Ramaekers, in an interview, said he supports the five-nanogram limit, noting that lawmakers have long set a legal limit for alcohol in the name of public safety, even though people have different tolerances and impairment varies by person.
“Who should the law serve? The individual or the population?” he asked.
Still, some in Colorado are concerned about drawing a bright line between impaired and unimpaired when it comes to marijuana. The state Senate’s majority leader, Democrat Morgan Carroll, said research suggests that impairment can occur with anywhere from two to 20 nanograms per milliliter of blood. “My number one problem is that you could convict someone at five nanograms who wasn’t actually impaired,” she said.
Lawmakers are working on a compromise to break the long-standing impasse. A bill backed by King and other legislators would set five nanograms as the legal limit, but a test indicating that level would not automatically result in a DUI conviction. Instead, people accused of driving under the influence would be able to argue in court that they weren’t impaired. The measure is working its way through the statehouse and appears likely to pass.
Carroll is still not fond of the five-nanogram limit but says she and others might be swayed by the provision that would allow defendants to make their case in court. “It gives the accused the opportunity to come in and offer proof,” she said.
At Tuesday’s hearing, a string of law enforcement officials and a state toxicologist testified in favor of the legislation. Ed Wood, whose son was killed in a car accident caused by a drugged driver, said he supported the bill but wants an even tougher standard. “We believe Colorado deserves better,” he said.

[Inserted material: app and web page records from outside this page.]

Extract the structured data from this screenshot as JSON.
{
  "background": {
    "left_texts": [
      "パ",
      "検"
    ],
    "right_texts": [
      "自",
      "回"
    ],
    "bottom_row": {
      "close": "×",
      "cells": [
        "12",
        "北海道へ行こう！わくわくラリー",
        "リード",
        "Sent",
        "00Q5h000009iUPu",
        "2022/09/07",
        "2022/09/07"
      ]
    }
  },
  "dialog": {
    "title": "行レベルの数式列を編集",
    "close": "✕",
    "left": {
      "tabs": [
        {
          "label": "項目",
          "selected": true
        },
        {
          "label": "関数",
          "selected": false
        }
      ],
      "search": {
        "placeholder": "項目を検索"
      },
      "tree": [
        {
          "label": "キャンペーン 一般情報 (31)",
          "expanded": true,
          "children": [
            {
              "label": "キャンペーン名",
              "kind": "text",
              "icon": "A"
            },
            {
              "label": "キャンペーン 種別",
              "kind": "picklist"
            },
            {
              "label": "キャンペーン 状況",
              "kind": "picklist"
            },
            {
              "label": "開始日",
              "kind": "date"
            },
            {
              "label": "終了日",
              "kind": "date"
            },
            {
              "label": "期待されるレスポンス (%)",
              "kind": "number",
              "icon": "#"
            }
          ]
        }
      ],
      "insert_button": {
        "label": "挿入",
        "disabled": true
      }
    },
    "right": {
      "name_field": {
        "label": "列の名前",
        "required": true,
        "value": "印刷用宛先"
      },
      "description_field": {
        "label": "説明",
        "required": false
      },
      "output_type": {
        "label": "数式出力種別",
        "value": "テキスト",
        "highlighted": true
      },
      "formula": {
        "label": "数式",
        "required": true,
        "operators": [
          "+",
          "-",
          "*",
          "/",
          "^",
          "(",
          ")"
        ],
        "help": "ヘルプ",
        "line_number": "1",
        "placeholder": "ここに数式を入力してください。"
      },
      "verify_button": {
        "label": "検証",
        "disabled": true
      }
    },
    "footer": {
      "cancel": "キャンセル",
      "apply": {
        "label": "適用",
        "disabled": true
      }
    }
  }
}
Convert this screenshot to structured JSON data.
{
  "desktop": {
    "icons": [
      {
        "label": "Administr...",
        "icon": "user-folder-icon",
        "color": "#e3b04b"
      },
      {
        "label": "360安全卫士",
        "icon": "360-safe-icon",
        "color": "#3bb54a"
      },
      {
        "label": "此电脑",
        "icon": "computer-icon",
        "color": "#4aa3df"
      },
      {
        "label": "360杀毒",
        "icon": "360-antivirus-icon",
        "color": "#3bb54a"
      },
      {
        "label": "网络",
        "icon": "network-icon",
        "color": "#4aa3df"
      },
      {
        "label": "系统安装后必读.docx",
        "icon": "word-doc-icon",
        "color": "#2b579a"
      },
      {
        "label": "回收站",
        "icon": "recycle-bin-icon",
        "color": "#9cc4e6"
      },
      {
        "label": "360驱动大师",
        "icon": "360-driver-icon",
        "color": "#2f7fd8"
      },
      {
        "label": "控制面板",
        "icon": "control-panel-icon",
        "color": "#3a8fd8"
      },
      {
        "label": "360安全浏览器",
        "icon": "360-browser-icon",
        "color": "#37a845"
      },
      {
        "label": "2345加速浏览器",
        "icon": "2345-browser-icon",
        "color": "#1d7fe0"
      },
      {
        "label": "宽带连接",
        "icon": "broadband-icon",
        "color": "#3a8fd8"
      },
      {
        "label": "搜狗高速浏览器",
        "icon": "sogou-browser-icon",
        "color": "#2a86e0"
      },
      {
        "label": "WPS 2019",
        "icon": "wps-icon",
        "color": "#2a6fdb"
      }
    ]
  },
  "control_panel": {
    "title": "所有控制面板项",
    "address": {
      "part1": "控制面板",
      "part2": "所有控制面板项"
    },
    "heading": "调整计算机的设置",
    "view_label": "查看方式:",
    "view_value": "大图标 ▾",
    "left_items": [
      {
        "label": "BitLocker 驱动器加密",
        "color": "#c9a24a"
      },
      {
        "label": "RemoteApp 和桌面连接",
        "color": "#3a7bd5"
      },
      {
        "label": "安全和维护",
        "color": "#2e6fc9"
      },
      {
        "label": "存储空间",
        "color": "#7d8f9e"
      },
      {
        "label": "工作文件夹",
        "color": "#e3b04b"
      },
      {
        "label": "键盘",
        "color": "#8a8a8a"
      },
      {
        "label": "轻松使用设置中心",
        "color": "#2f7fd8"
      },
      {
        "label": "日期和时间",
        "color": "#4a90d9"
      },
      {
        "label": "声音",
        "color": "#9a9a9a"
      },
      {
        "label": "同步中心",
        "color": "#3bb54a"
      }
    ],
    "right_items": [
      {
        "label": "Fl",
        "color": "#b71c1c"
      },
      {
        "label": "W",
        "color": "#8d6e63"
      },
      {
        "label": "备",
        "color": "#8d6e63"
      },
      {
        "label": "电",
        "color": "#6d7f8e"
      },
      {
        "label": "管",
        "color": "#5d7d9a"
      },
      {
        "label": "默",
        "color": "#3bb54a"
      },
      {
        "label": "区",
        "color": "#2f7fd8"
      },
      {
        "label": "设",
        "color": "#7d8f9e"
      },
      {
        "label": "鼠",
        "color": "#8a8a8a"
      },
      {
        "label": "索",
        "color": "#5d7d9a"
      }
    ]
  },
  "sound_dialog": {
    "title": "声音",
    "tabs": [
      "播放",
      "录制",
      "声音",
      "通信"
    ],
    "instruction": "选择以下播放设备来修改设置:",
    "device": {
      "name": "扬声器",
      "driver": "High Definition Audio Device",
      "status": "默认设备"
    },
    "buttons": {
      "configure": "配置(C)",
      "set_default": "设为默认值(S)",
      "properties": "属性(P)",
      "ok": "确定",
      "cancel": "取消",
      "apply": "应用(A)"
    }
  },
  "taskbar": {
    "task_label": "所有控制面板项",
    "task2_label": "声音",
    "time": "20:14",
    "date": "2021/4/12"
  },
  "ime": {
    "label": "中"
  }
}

But Saurini and other “wactivists” voiced their opposition, with some arguing that marijuana often induces paranoia and causes people to drive abnormally slowly, as opposed to alcohol, which can provide the “liquid courage” to drive irresponsibly.
King, the lawmaker who has long pushed for a legal limit, grows agitated at the suggestion by some marijuana advocates that they drive as well or even better high. It’s a reason, he said, to put a limit in place as soon as possible.
“I heard that argument 25 years ago with alcohol,” he said. “If you want to smoke marijuana, smoke marijuana. But smoke and walk, smoke and get a ride, smoke and take a cab. Don’t smoke and drive — that’s the point we’re trying to make.”